Next, Eric Warmenhoven has recently taken up Haskell and posted some Haskell questions on his blog. Eric, here are some answers for you.
First, regarding shared libraries. While Haskell can be compiled to machine code, and GHC is a popular way to do that, a standard C way of representing information about a library (.h and .so files) is not really rich enough for Haskell. Consider, for instance, that functions may accept arguments of a wide range of types (or even things such as lists of any type). Haskell also performs type checking, and thus must know the type of arguments a function expects, as well as its return type, at compile time. So you do not generally compile Haskell code directly to .so files, but rather use the compiler’s module or package support to do that. See Cabal for more information on packages. Through the FFI (Foreign Function Interface), it is possible to both call into C and be called from C with Haskell code, if that’s where you want to go. It is actually easier in Haskell than in any other high-level language I’ve dealt with before.

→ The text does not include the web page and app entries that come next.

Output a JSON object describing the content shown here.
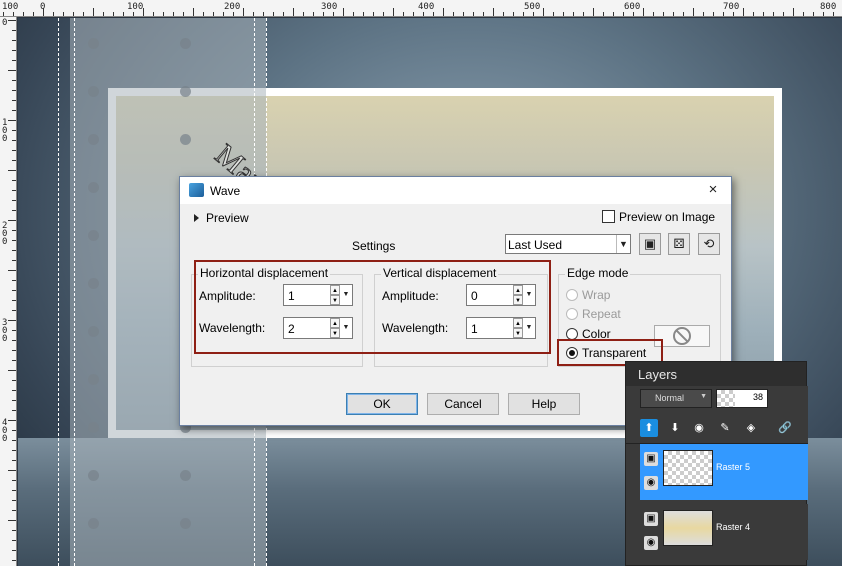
{
  "ruler_top_labels": [
    "100",
    "0",
    "100",
    "200",
    "300",
    "400",
    "500",
    "600",
    "700",
    "800"
  ],
  "ruler_left_labels": [
    "0",
    "100",
    "200",
    "300",
    "400"
  ],
  "watermark": "MaryTutorials©",
  "dialog": {
    "title": "Wave",
    "close_icon": "×",
    "preview_label": "Preview",
    "preview_on_image_label": "Preview on Image",
    "settings_label": "Settings",
    "settings_value": "Last Used",
    "horizontal": {
      "title": "Horizontal displacement",
      "amplitude_label": "Amplitude:",
      "amplitude_value": "1",
      "wavelength_label": "Wavelength:",
      "wavelength_value": "2"
    },
    "vertical": {
      "title": "Vertical displacement",
      "amplitude_label": "Amplitude:",
      "amplitude_value": "0",
      "wavelength_label": "Wavelength:",
      "wavelength_value": "1"
    },
    "edge_mode": {
      "title": "Edge mode",
      "wrap": "Wrap",
      "repeat": "Repeat",
      "color": "Color",
      "transparent": "Transparent",
      "selected": "Transparent"
    },
    "ok": "OK",
    "cancel": "Cancel",
    "help": "Help"
  },
  "layers": {
    "title": "Layers",
    "blend_mode": "Normal",
    "opacity": "38",
    "items": [
      {
        "name": "Raster 5",
        "selected": true
      },
      {
        "name": "Raster 4",
        "selected": false
      }
    ]
  },
  "colors": {
    "highlight": "#3399ff",
    "annotation_red": "#8e1f14",
    "panel_dark": "#3a3a3a"
  },
  "icons": [
    "app-icon",
    "save-preset-icon",
    "random-icon",
    "reset-icon",
    "eye-icon",
    "link-icon",
    "new-layer-icon"
  ]
}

Regarding circular module deps — I’ve never used them and can’t really comment. I can say, though, that the .boot files are internal files created by GHC.
Regarding practical stuff in tutorials — I share your complaint there. I have found a few that are better than the others: Yet Another Haskell Tutorial, and Haskell: The Craft of Functional Programming, 2nd ed., by Simon Thompson. Several of us are working intermittently on a project called Haskell V8 — take a look and darcs send me patches! I would say that Haskell’s I/O system is the most powerful I’ve seen in many ways — especially with regard to laziness — and in the upcoming GHC 6.6 release, it will be both lazy *and* blazingly fast. Very nice.
There isn’t much Debian-specific documentation, but there is a draft policy and a mailing list (link to it is in the policy doc).
Hope this helps!